WHAT TO DO: Retype, with no pictures, each line from the one that holds "Convert this screenshot" through the last line of the entries below, both included.

━━ DATA TO EXAMINE ━━

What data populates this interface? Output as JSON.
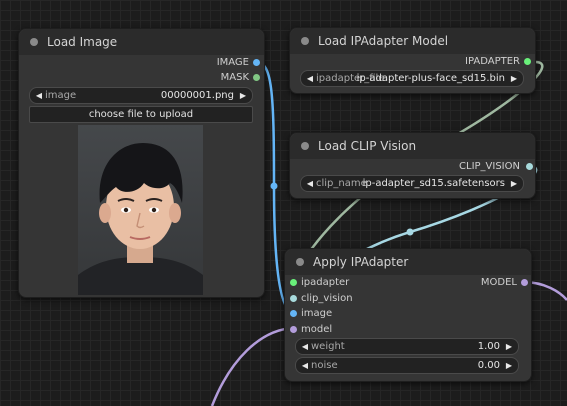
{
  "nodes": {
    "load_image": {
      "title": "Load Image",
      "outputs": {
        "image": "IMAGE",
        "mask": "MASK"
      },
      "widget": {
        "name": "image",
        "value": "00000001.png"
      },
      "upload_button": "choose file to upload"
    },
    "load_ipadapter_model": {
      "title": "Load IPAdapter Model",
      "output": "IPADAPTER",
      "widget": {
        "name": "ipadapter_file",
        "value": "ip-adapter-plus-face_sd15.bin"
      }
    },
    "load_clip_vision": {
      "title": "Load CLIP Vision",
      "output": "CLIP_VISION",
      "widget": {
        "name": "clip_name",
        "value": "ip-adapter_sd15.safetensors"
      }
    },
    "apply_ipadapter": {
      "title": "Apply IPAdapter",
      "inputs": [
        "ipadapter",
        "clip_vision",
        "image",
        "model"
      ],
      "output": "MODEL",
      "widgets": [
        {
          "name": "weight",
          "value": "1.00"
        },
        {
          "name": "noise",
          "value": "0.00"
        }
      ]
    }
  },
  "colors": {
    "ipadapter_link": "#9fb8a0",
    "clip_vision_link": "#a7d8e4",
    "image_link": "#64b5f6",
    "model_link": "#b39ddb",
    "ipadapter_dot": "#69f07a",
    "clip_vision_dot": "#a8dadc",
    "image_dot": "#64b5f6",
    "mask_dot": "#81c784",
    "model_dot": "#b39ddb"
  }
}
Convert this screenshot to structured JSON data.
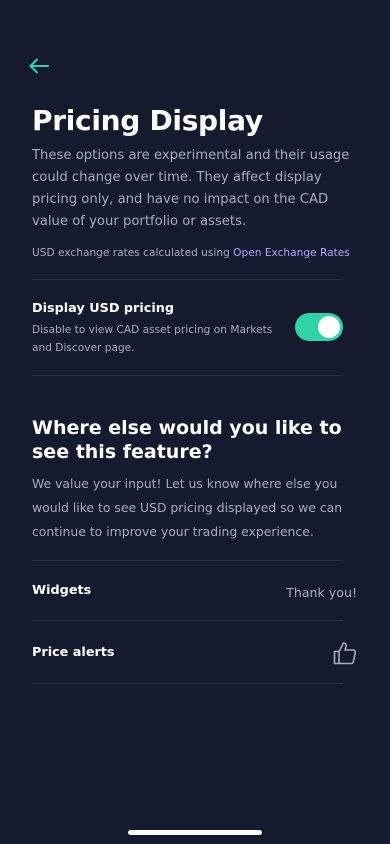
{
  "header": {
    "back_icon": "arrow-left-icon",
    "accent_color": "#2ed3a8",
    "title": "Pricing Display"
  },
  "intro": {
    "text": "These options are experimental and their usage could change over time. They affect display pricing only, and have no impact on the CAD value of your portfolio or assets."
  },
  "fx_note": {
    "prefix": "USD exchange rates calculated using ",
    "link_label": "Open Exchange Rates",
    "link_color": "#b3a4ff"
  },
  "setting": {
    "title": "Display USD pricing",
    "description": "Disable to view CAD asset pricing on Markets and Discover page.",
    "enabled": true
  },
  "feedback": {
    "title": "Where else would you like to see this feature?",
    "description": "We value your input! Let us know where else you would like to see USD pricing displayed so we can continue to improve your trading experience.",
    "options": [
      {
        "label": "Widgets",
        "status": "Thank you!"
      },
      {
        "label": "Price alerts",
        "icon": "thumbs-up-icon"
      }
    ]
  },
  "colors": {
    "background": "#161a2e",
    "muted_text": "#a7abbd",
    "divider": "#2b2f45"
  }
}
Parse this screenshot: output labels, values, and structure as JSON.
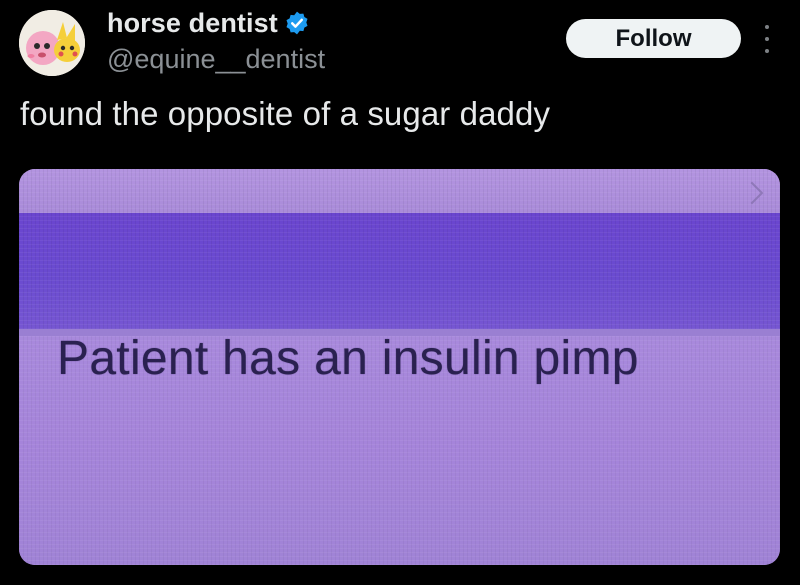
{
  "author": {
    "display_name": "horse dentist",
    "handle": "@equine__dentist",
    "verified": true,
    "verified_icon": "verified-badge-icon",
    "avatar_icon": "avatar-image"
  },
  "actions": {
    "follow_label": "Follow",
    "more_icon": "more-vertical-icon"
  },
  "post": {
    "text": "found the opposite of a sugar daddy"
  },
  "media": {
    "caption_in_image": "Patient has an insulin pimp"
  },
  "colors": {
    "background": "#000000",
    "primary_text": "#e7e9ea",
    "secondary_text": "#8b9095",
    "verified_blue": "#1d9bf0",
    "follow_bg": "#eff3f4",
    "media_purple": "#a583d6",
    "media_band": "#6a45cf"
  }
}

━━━

FINISHED EXERCISE:
Convert this screenshot to structured JSON data.
{
  "header": {
    "back_icon": "arrow-left-icon",
    "accent_color": "#2ed3a8",
    "title": "Pricing Display"
  },
  "intro": {
    "text": "These options are experimental and their usage could change over time. They affect display pricing only, and have no impact on the CAD value of your portfolio or assets."
  },
  "fx_note": {
    "prefix": "USD exchange rates calculated using ",
    "link_label": "Open Exchange Rates",
    "link_color": "#b3a4ff"
  },
  "setting": {
    "title": "Display USD pricing",
    "description": "Disable to view CAD asset pricing on Markets and Discover page.",
    "enabled": true
  },
  "feedback": {
    "title": "Where else would you like to see this feature?",
    "description": "We value your input! Let us know where else you would like to see USD pricing displayed so we can continue to improve your trading experience.",
    "options": [
      {
        "label": "Widgets",
        "status": "Thank you!"
      },
      {
        "label": "Price alerts",
        "icon": "thumbs-up-icon"
      }
    ]
  },
  "colors": {
    "background": "#161a2e",
    "muted_text": "#a7abbd",
    "divider": "#2b2f45"
  }
}
Parse this screenshot: output labels, values, and structure as JSON.
{
  "author": {
    "display_name": "horse dentist",
    "handle": "@equine__dentist",
    "verified": true,
    "verified_icon": "verified-badge-icon",
    "avatar_icon": "avatar-image"
  },
  "actions": {
    "follow_label": "Follow",
    "more_icon": "more-vertical-icon"
  },
  "post": {
    "text": "found the opposite of a sugar daddy"
  },
  "media": {
    "caption_in_image": "Patient has an insulin pimp"
  },
  "colors": {
    "background": "#000000",
    "primary_text": "#e7e9ea",
    "secondary_text": "#8b9095",
    "verified_blue": "#1d9bf0",
    "follow_bg": "#eff3f4",
    "media_purple": "#a583d6",
    "media_band": "#6a45cf"
  }
}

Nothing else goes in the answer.